What is a Slot?


A slot is a narrow opening in a machine or container into which something can be inserted. The word is also used to refer to the position or time for which a particular activity can take place, as in “the slot for the chief copy editor,” or, in ice hockey, the unmarked area between the opponents’ goal that provides a vantage point from which a player might score. Other meanings are a window, a niche, or an appointment: “We had to schedule her in the early afternoon,” or “Visitors can book a time slot a week or more in advance.” See also hole, slit, aperture, and channel.

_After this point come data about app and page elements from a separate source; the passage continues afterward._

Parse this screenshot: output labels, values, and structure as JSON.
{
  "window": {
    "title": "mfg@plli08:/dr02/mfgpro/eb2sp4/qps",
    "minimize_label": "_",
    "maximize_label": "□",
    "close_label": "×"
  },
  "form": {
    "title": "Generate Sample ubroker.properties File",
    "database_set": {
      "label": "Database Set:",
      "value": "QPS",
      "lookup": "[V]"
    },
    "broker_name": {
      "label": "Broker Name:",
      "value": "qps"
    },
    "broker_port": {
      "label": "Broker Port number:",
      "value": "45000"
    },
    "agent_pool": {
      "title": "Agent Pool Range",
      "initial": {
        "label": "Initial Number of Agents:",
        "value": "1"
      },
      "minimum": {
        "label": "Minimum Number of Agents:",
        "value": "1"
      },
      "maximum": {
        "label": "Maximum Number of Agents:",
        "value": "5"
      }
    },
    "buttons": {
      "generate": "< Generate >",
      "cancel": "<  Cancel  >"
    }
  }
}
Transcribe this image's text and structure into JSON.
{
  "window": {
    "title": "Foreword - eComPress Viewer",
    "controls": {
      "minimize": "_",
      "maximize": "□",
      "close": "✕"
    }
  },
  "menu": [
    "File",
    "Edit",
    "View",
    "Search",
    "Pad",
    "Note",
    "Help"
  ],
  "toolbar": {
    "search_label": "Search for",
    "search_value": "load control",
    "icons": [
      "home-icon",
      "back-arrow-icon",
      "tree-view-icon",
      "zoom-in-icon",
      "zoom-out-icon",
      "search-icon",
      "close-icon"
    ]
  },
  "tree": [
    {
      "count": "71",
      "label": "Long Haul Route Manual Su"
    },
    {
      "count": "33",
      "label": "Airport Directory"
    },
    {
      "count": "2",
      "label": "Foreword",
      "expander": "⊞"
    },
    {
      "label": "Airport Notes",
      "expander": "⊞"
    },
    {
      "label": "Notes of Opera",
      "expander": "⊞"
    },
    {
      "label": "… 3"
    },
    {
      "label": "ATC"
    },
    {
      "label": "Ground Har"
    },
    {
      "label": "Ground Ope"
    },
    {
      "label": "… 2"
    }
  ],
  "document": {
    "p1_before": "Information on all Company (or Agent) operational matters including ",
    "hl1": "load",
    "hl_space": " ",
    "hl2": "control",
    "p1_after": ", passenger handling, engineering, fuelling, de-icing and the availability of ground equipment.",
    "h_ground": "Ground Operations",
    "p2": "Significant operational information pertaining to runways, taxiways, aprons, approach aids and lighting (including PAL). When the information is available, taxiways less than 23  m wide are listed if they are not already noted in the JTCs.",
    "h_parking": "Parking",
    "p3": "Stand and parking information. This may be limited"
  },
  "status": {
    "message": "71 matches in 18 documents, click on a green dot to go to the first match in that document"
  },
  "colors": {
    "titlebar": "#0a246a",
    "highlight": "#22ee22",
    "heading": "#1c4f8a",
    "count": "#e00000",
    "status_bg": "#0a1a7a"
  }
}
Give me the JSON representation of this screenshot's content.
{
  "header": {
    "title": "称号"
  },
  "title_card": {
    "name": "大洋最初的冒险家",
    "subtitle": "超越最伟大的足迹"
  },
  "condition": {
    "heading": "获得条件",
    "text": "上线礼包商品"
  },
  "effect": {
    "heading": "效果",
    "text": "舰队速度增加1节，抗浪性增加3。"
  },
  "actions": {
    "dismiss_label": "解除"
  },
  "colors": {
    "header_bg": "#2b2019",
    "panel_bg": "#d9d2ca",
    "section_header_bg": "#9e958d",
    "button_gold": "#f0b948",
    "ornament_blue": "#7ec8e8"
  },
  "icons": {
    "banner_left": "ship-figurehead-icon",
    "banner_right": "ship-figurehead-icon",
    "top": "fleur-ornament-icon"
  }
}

A modern slot machine uses a microprocessor to assign a probability to each symbol on every reel. The computer then displays a result that corresponds to that probability. The player can select a bet amount and activate the machine by pressing a lever or button (physical or virtual, depending on the type of machine). The symbols then appear on the reels, and if they match a winning combination, the machine awards credits based on its paytable. The payout amounts can vary widely from one machine to another, as can the probability of triggering bonus levels or jackpots.

The most common types of slot games are three-reel slots, which resemble old-school fruit machines and offer simple gameplay that can be learned in minutes. Many of these machines have different RTP percentages, volatility levels, and maximum win values, and some offer Free Spins, scatters, wilds, and other bonus features. Some three-reel slots are progressive, and the jackpot builds up over time as players play.

Some tips for playing slot include practicing good bankroll management, focusing on the game’s theme and visuals, and selecting a suitable machine for your personal taste. Some players prefer high-volatility slots, which don’t award wins often but tend to be large when they do. Others prefer low-volatility games, which award wins more frequently but are smaller on average.

While slot machines aren’t a sure thing, they can be fun and relaxing to play. It’s important to remember that each spin is an independent event, and the previous results have no bearing on the outcome of the next. Therefore, increasing your wager size when you’re winning and decreasing it when you’re losing is nonsensical. Instead, aim to keep your bankroll within a comfortable range and quit when you reach it. Doing so will help you avoid making costly mistakes and increase your chances of winning. Aside from bankroll management, other key factors in a successful slot session are luck and strategy. If you’re new to the game, try starting with a small bet and working your way up to larger bets. This will allow you to learn the game and make smarter decisions as your experience grows. In addition, you should always read a casino’s terms and conditions before placing your first bet. This will ensure that you’re playing a fair game and will not be surprised by any hidden fees or charges.

Posted in: Gambling